Mara cited the presence of casinos as a large part of their objection. Good luck making that argument in a courtroom. These are the same owners who couldn’t get in bed fast enough with fantasy-football gambling sites, Draft Kings and FanDuel, and not merely by accepting their ad money.

Patriots’ owner Bob Kraft and Cowboys' owner Jerry Jones became investors in those sites, which are now pilloried by state legislatures around the country for running illegal gambling operations.

So, Mr. Mara, some lawyer would trumpet, NFL owners can accept gambling money from companies violating gambling laws, but the nearly homeless Raiders cannot accept club seats from a city whose only industry is legal gambling? Good luck making that argument hold up in court.

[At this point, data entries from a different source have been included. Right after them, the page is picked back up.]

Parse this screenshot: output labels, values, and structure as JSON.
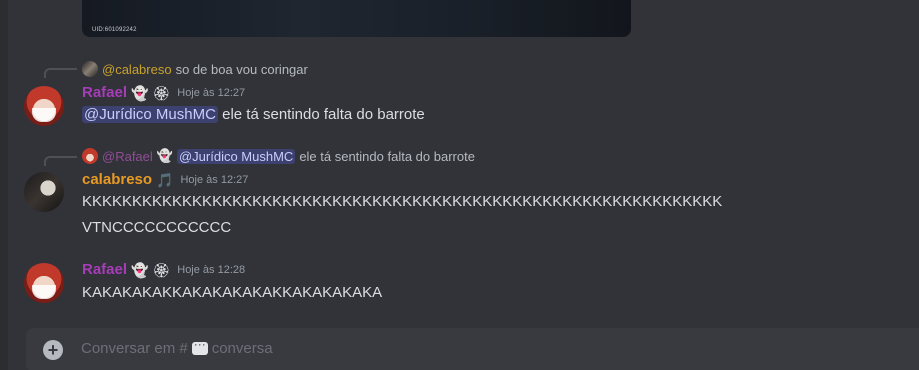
{
  "embed": {
    "uid_text": "UID:601092242"
  },
  "messages": [
    {
      "reply": {
        "author": "@calabreso",
        "text": "so de boa vou coringar"
      },
      "author": "Rafael",
      "badges": [
        "👻",
        "🏵"
      ],
      "timestamp": "Hoje às 12:27",
      "mention": "@Jurídico MushMC",
      "text": "ele tá sentindo falta do barrote"
    },
    {
      "reply": {
        "author": "@Rafael",
        "mention": "@Jurídico MushMC",
        "text": "ele tá sentindo falta do barrote"
      },
      "author": "calabreso",
      "badges": [
        "🎵"
      ],
      "timestamp": "Hoje às 12:27",
      "lines": [
        "KKKKKKKKKKKKKKKKKKKKKKKKKKKKKKKKKKKKKKKKKKKKKKKKKKKKKKKKKKKKKKKK",
        "VTNCCCCCCCCCCC"
      ]
    },
    {
      "author": "Rafael",
      "badges": [
        "👻",
        "🏵"
      ],
      "timestamp": "Hoje às 12:28",
      "text": "KAKAKAKAKKAKAKAKAKAKKAKAKAKAKA"
    }
  ],
  "composer": {
    "placeholder_prefix": "Conversar em #",
    "placeholder_channel": "conversa",
    "plus_icon": "+"
  },
  "colors": {
    "background": "#313338",
    "rafael": "#a63cb8",
    "calabreso": "#e89a23",
    "mention_bg": "#5865f24d"
  }
}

Even NFL commissioner Roger Goodell is treading cautiously on this matter, saying this week only that “Mark Davis is appropriately looking at all of his alternatives. I think their ultimate decision is a long way off. There are several cities that have a tremendous interest in the Raiders. I’m hopeful also that Oakland will be one of those, and that we can avoid any relocation to start with.

“Those are ultimately decisions about where they go, and the impact that the potential gambling (might have) we’d have to deal with. We’d have to understand it. We’d have to understand what the impact is on us, and ultimately each owner would have a vote on that.

“Relocations are always … subject to 32 teams’ view about it. That would be a factor I think many owners would have to balance.’’

Truth be told, as the L.A. Expansion Committee found out, the only factor they’ll balance is how much money such a move might generate, and how much would they lose in a protracted court battle. In other words, the 32 NFL Socialists would go to the counting house, and, eventually, the Raiders would go to Vegas.

Frankly, could there be a more fitting match of town and team? That’s especially true if you think of other alternatives like the St. Louis Raiders? Not. Or the San Antonio Raiders? Not. Or how about the Berlin Raiders? Double not.

Double knots are also what Davis may tie his fellow owners into if he opts for Vegas. They’ve already prevented him from moving to L.A., given him scant help solving his unsolvable stadium problem in Oakland. Now they’ll block a Vegas move because gambling is legal there? Not!

The NFL already conceded there is no prohibition under league rules against a team moving to “any particular city.’’ They also reminded owners there was no need to comment further on it. John Mara did. Mark Davis’ comment was to meet with Nevada Gov. Brian Sandoval.

What do you think they talked about? The buffet at Caesars Palace or a club-seat filled palace for the Raiders?